Task brief:
Report each line of the data that contains the string "JSON".

══ Task inputs

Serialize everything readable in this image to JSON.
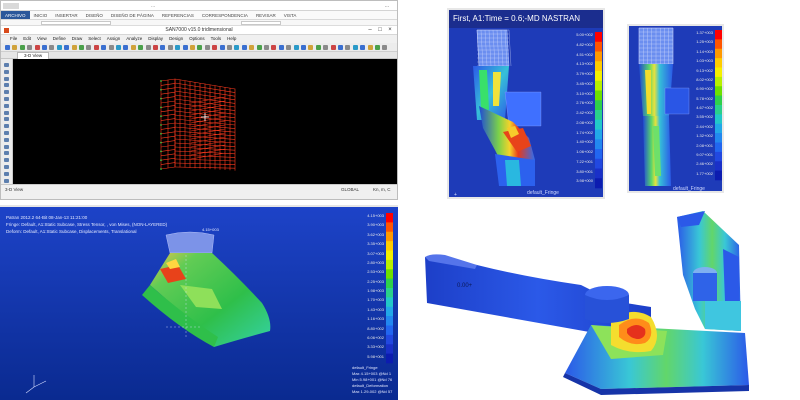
{
  "top_left_window": {
    "ribbon_tabs": [
      "ARCHIVO",
      "INICIO",
      "INSERTAR",
      "DISEÑO",
      "DISEÑO DE PÁGINA",
      "REFERENCIAS",
      "CORRESPONDENCIA",
      "REVISAR",
      "VISTA"
    ],
    "ribbon_doc_title": "...",
    "ribbon_user": "...",
    "window_title": "SAN7000 v15.0 tridimensional",
    "menu_items": [
      "File",
      "Edit",
      "View",
      "Define",
      "Draw",
      "Select",
      "Assign",
      "Analyze",
      "Display",
      "Design",
      "Options",
      "Tools",
      "Help"
    ],
    "view_tab": "3-D View",
    "status_left": "3-D View",
    "status_center": "GLOBAL",
    "status_right": "Kn, m, C"
  },
  "panel_a": {
    "header": "First, A1:Time = 0.6;-MD NASTRAN",
    "legend": [
      "5.00+002",
      "4.82+002",
      "4.51+002",
      "4.13+002",
      "3.79+002",
      "3.45+002",
      "3.10+002",
      "2.76+002",
      "2.42+002",
      "2.08+002",
      "1.74+002",
      "1.40+002",
      "1.06+002",
      "7.22+001",
      "3.80+001",
      "3.98+000"
    ],
    "fringe_label": "default_Fringe"
  },
  "panel_b": {
    "legend": [
      "1.37+003",
      "1.25+003",
      "1.14+003",
      "1.03+003",
      "9.13+002",
      "8.02+002",
      "6.90+002",
      "5.78+002",
      "4.67+002",
      "3.55+002",
      "2.44+002",
      "1.32+002",
      "2.08+001",
      "9.07+001",
      "2.46+002",
      "1.77+002"
    ],
    "fringe_label": "default_Fringe"
  },
  "panel_c": {
    "info_lines": [
      "Patran 2012.2 64-Bit 08-Jan-13 11:21:00",
      "Fringe: Default, A1:Static Subcase, Stress Tensor, , von Mises, (NON-LAYERED)",
      "Deform: Default, A1:Static Subcase, Displacements, Translational"
    ],
    "legend": [
      "4.15+003",
      "3.90+003",
      "3.62+003",
      "3.35+003",
      "3.07+003",
      "2.80+003",
      "2.53+003",
      "2.25+003",
      "1.98+003",
      "1.70+003",
      "1.43+003",
      "1.16+003",
      "8.80+002",
      "6.06+002",
      "3.33+002",
      "5.98+001"
    ],
    "mark_label": "4.15+003",
    "bottom_info": [
      "default_Fringe",
      "Max 4.15+003 @Nd 1",
      "Min 5.98+001 @Nd 76",
      "default_Deformation",
      "Max 1.29-002 @Nd 57"
    ]
  },
  "panel_d": {
    "mark_label": "0.00+"
  },
  "colors": {
    "viewport": "#000000",
    "fem_blue": "#1e3bb8",
    "mesh_red": "#ff3b1f"
  }
}
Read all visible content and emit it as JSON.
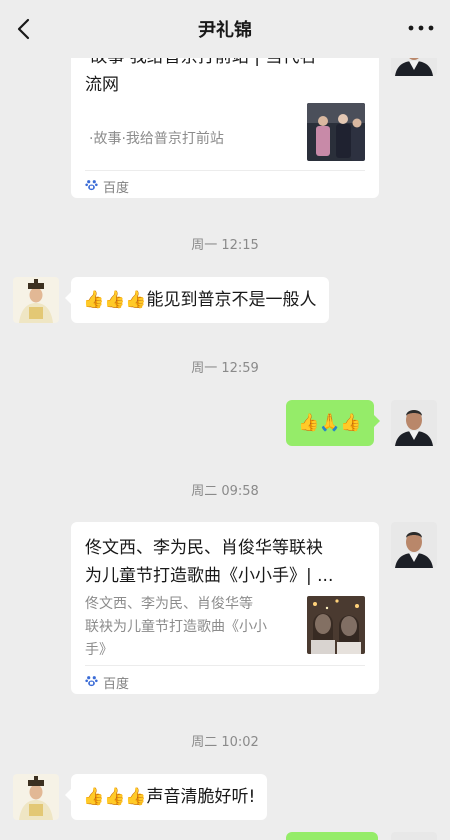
{
  "header": {
    "title": "尹礼锦"
  },
  "messages": {
    "card1": {
      "title_partial": "·故事·我给普京打前站 | 当代名",
      "title_line2": "流网",
      "desc": "·故事·我给普京打前站",
      "source": "百度"
    },
    "time1": "周一 12:15",
    "msg1": "👍👍👍能见到普京不是一般人",
    "time2": "周一 12:59",
    "msg2": "👍🙏👍",
    "time3": "周二 09:58",
    "card2": {
      "title_line1": "佟文西、李为民、肖俊华等联袂",
      "title_line2": "为儿童节打造歌曲《小小手》| ...",
      "desc_line1": "佟文西、李为民、肖俊华等",
      "desc_line2": "联袂为儿童节打造歌曲《小小",
      "desc_line3": "手》",
      "source": "百度"
    },
    "time4": "周二 10:02",
    "msg3": "👍👍👍声音清脆好听!"
  },
  "icons": {
    "back": "chevron-left-icon",
    "more": "more-dots-icon",
    "source": "baidu-paw-icon"
  },
  "colors": {
    "background": "#ededed",
    "outgoing_bubble": "#95ec69",
    "incoming_bubble": "#ffffff",
    "timestamp": "#8a8a8a"
  }
}
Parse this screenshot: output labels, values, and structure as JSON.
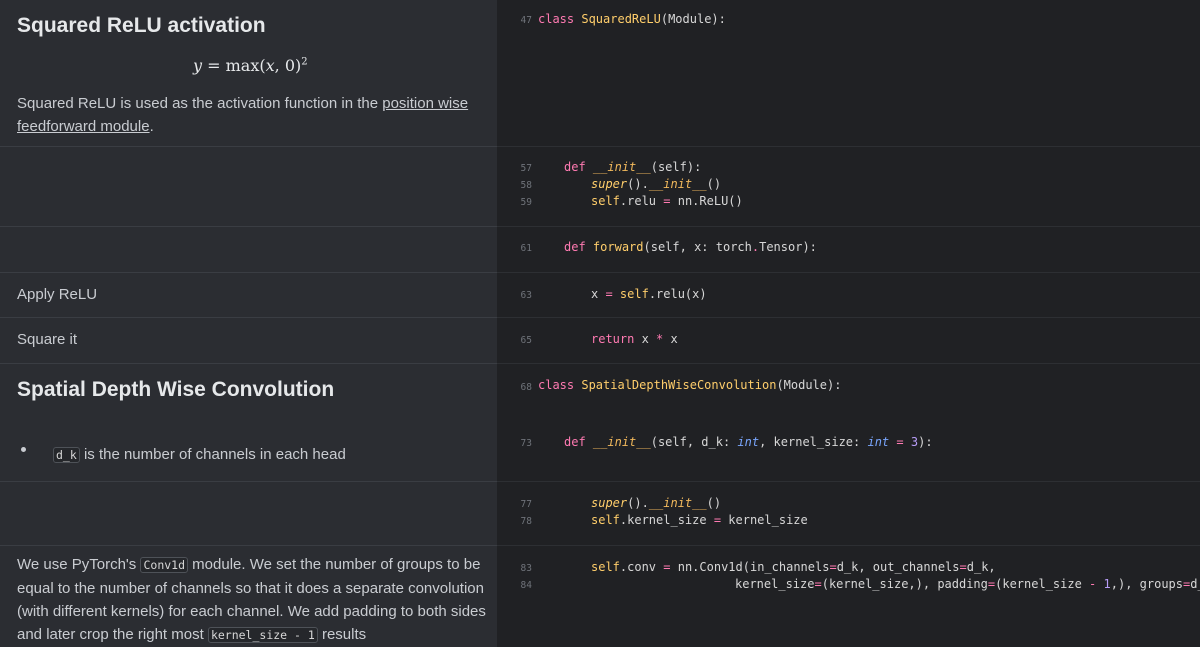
{
  "sections": {
    "s1": {
      "heading": "Squared ReLU activation",
      "math": {
        "lhs": "y",
        "eq": " = max(",
        "var": "x",
        "rest": ", 0)",
        "exp": "2"
      },
      "text_before": "Squared ReLU is used as the activation function in the ",
      "link1": "position wise",
      "link2": "feedforward module",
      "text_after": "."
    },
    "s4": {
      "text": "Apply ReLU"
    },
    "s5": {
      "text": "Square it"
    },
    "s6": {
      "heading": "Spatial Depth Wise Convolution"
    },
    "s7": {
      "code_inline": "d_k",
      "text": " is the number of channels in each head"
    },
    "s9": {
      "l1_a": "We use PyTorch's ",
      "l1_code": "Conv1d",
      "l1_b": " module. We set the number of groups to be",
      "l2": "equal to the number of channels so that it does a separate convolution",
      "l3": "(with different kernels) for each channel. We add padding to both sides",
      "l4_a": "and later crop the right most ",
      "l4_code": "kernel_size - 1",
      "l4_b": " results"
    }
  },
  "code": {
    "line_numbers": [
      "47",
      "57",
      "58",
      "59",
      "61",
      "63",
      "65",
      "68",
      "73",
      "77",
      "78",
      "83",
      "84"
    ],
    "l47": {
      "kw": "class",
      "name": "SquaredReLU",
      "rest": "(Module):"
    },
    "l57": {
      "kw": "def",
      "name": "__init__",
      "rest": "(self):"
    },
    "l58": {
      "sup": "super",
      "p1": "().",
      "init": "__init__",
      "p2": "()"
    },
    "l59": {
      "self": "self",
      "a": ".relu ",
      "eq": "=",
      "b": " nn.ReLU()"
    },
    "l61": {
      "kw": "def",
      "name": "forward",
      "a": "(self, x: torch",
      "dot": ".",
      "b": "Tensor):"
    },
    "l63": {
      "a": "x ",
      "eq": "=",
      "self": " self",
      "b": ".relu(x)"
    },
    "l65": {
      "kw": "return",
      "a": " x ",
      "op": "*",
      "b": " x"
    },
    "l68": {
      "kw": "class",
      "name": "SpatialDepthWiseConvolution",
      "rest": "(Module):"
    },
    "l73": {
      "kw": "def",
      "name": "__init__",
      "a": "(self, d_k: ",
      "t1": "int",
      "b": ", kernel_size: ",
      "t2": "int",
      "eq": " = ",
      "num": "3",
      "c": "):"
    },
    "l77": {
      "sup": "super",
      "p1": "().",
      "init": "__init__",
      "p2": "()"
    },
    "l78": {
      "self": "self",
      "a": ".kernel_size ",
      "eq": "=",
      "b": " kernel_size"
    },
    "l83": {
      "self": "self",
      "a": ".conv ",
      "eq": "=",
      "b": " nn.Conv1d(in_channels",
      "eq2": "=",
      "c": "d_k, out_channels",
      "eq3": "=",
      "d": "d_k,"
    },
    "l84": {
      "a": "kernel_size",
      "eq": "=",
      "b": "(kernel_size,), padding",
      "eq2": "=",
      "c": "(kernel_size ",
      "op": "-",
      "d": " ",
      "num": "1",
      "e": ",), groups",
      "eq3": "=",
      "f": "d_k)"
    }
  }
}
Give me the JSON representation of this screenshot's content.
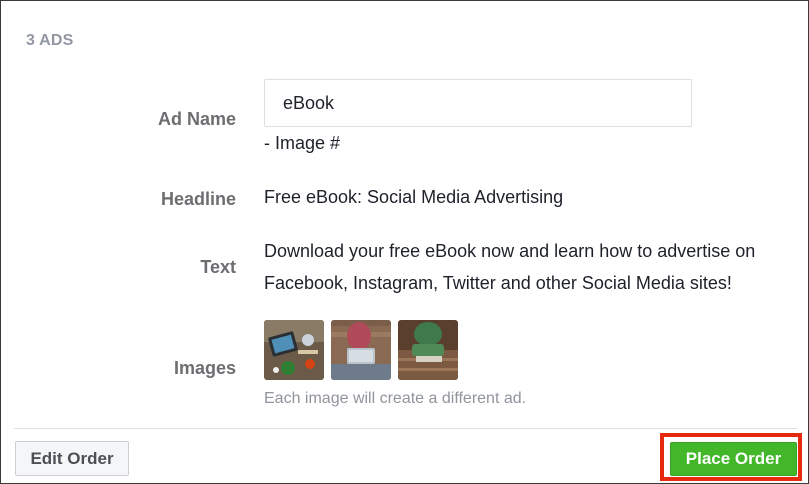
{
  "section": {
    "title": "3 ADS"
  },
  "fields": {
    "ad_name": {
      "label": "Ad Name",
      "value": "eBook",
      "suffix": "- Image #"
    },
    "headline": {
      "label": "Headline",
      "value": "Free eBook: Social Media Advertising"
    },
    "text": {
      "label": "Text",
      "value": "Download your free eBook now and learn how to advertise on Facebook, Instagram, Twitter and other Social Media sites!"
    },
    "images": {
      "label": "Images",
      "thumbnails": [
        "image-1",
        "image-2",
        "image-3"
      ],
      "hint": "Each image will create a different ad."
    }
  },
  "footer": {
    "edit_label": "Edit Order",
    "place_label": "Place Order"
  },
  "colors": {
    "place_button": "#42b72a",
    "highlight": "#e62a10",
    "label_gray": "#6d6e71",
    "hint_gray": "#90949c"
  }
}
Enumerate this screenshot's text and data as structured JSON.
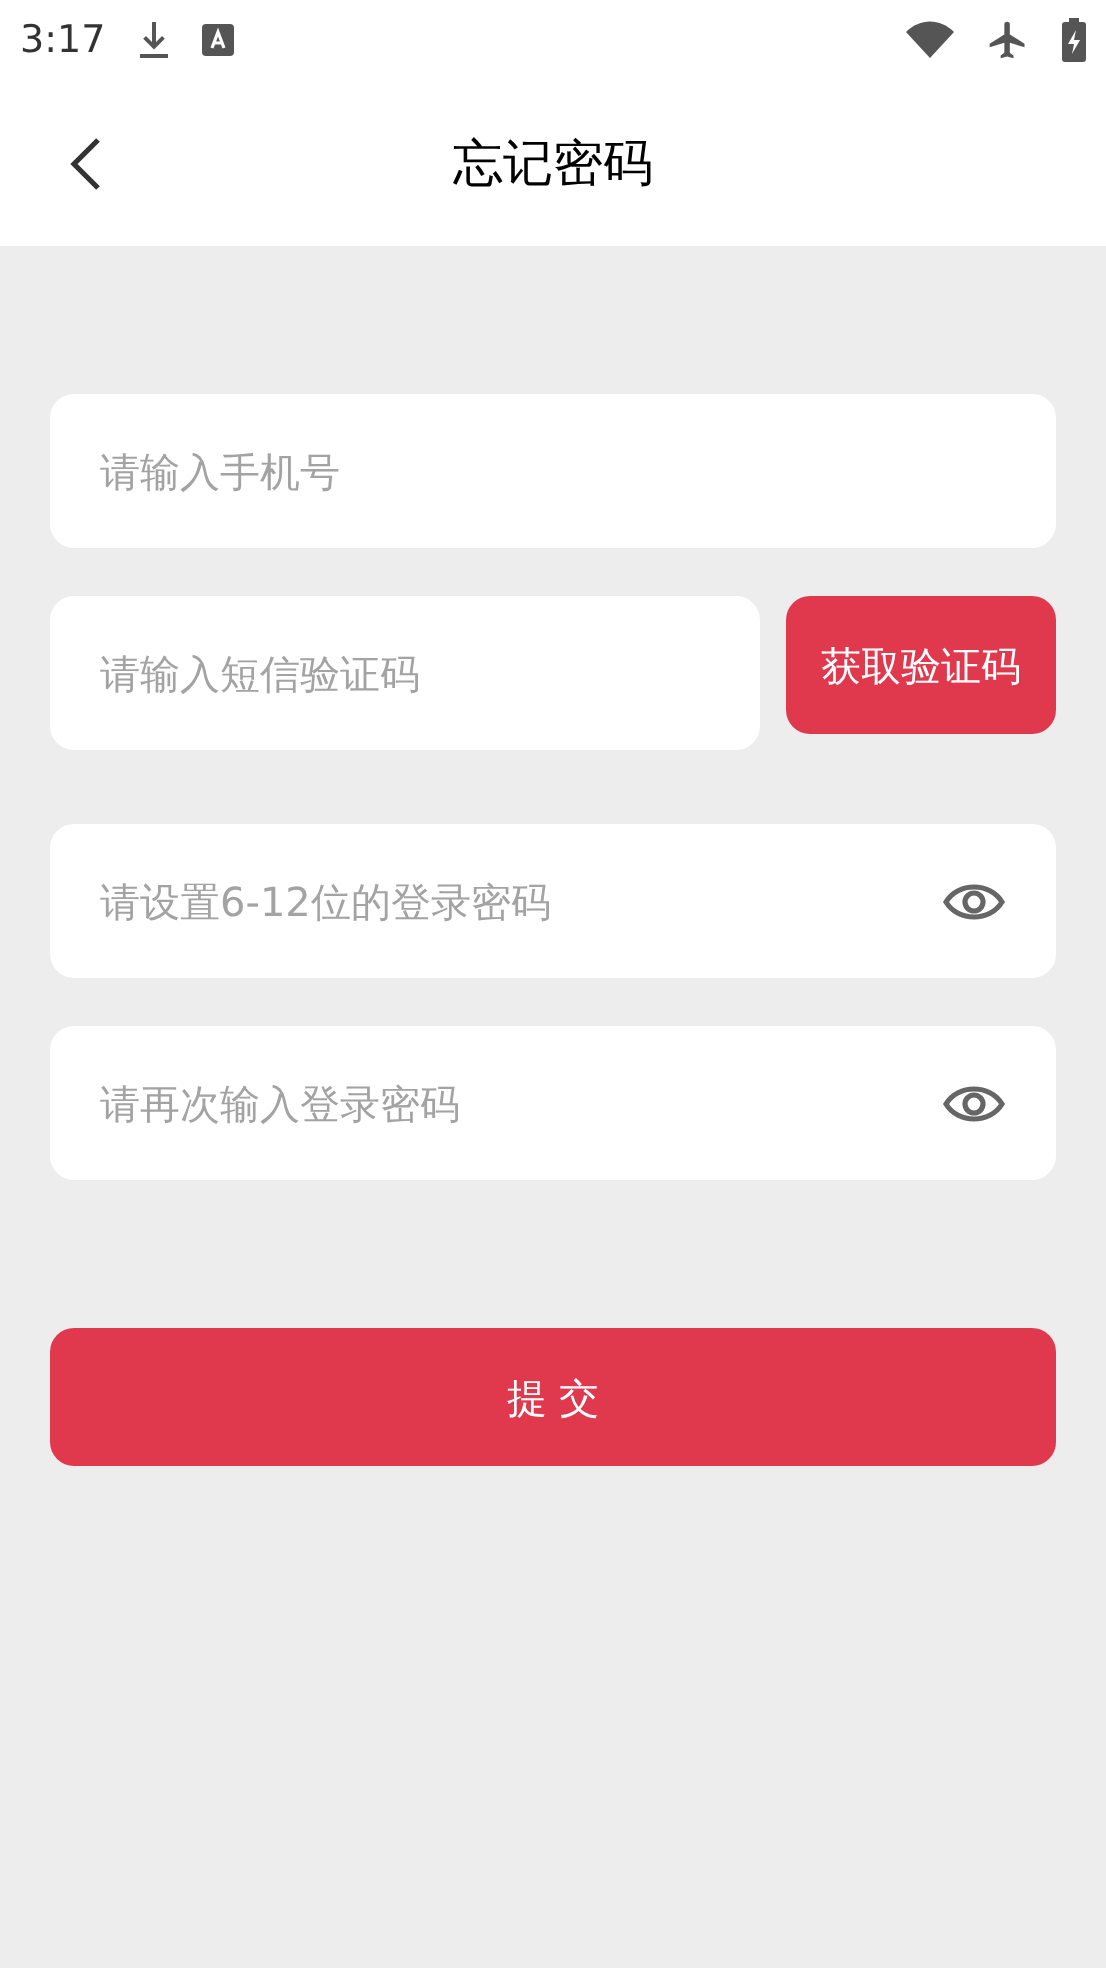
{
  "status_bar": {
    "time": "3:17"
  },
  "header": {
    "title": "忘记密码"
  },
  "phone_field": {
    "placeholder": "请输入手机号"
  },
  "code_field": {
    "placeholder": "请输入短信验证码"
  },
  "get_code_button": {
    "label": "获取验证码"
  },
  "password_fields": [
    {
      "placeholder": "请设置6-12位的登录密码"
    },
    {
      "placeholder": "请再次输入登录密码"
    }
  ],
  "submit_button": {
    "label": "提 交"
  }
}
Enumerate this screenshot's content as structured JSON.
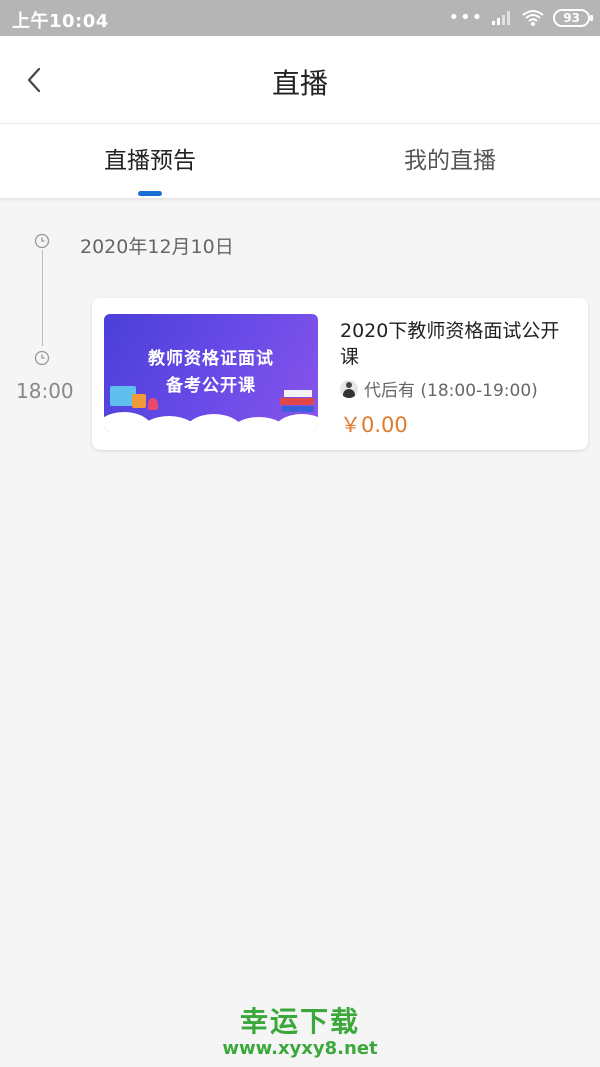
{
  "status_bar": {
    "time": "上午10:04",
    "battery": "93",
    "icons": [
      "signal-icon",
      "wifi-icon",
      "battery-icon"
    ]
  },
  "header": {
    "title": "直播",
    "back_icon": "chevron-left-icon"
  },
  "tabs": [
    {
      "label": "直播预告",
      "active": true
    },
    {
      "label": "我的直播",
      "active": false
    }
  ],
  "schedule": {
    "date": "2020年12月10日",
    "time": "18:00",
    "card": {
      "thumbnail_line1": "教师资格证面试",
      "thumbnail_line2": "备考公开课",
      "title": "2020下教师资格面试公开课",
      "teacher": "代后有 (18:00-19:00)",
      "price": "￥0.00"
    }
  },
  "watermark": {
    "name": "幸运下载",
    "url": "www.xyxy8.net"
  },
  "colors": {
    "accent": "#1a6fd6",
    "price": "#e07a2e",
    "watermark": "#3aa83a",
    "status_bar": "#b5b5b5"
  }
}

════

Task output:
Serialize everything readable in this image to JSON.
Read all visible content and emit it as JSON.
Parse this screenshot: output labels, values, and structure as JSON.
Give me the JSON representation of this screenshot's content.
Enumerate this screenshot's text and data as structured JSON.
Enumerate this screenshot's content as structured JSON.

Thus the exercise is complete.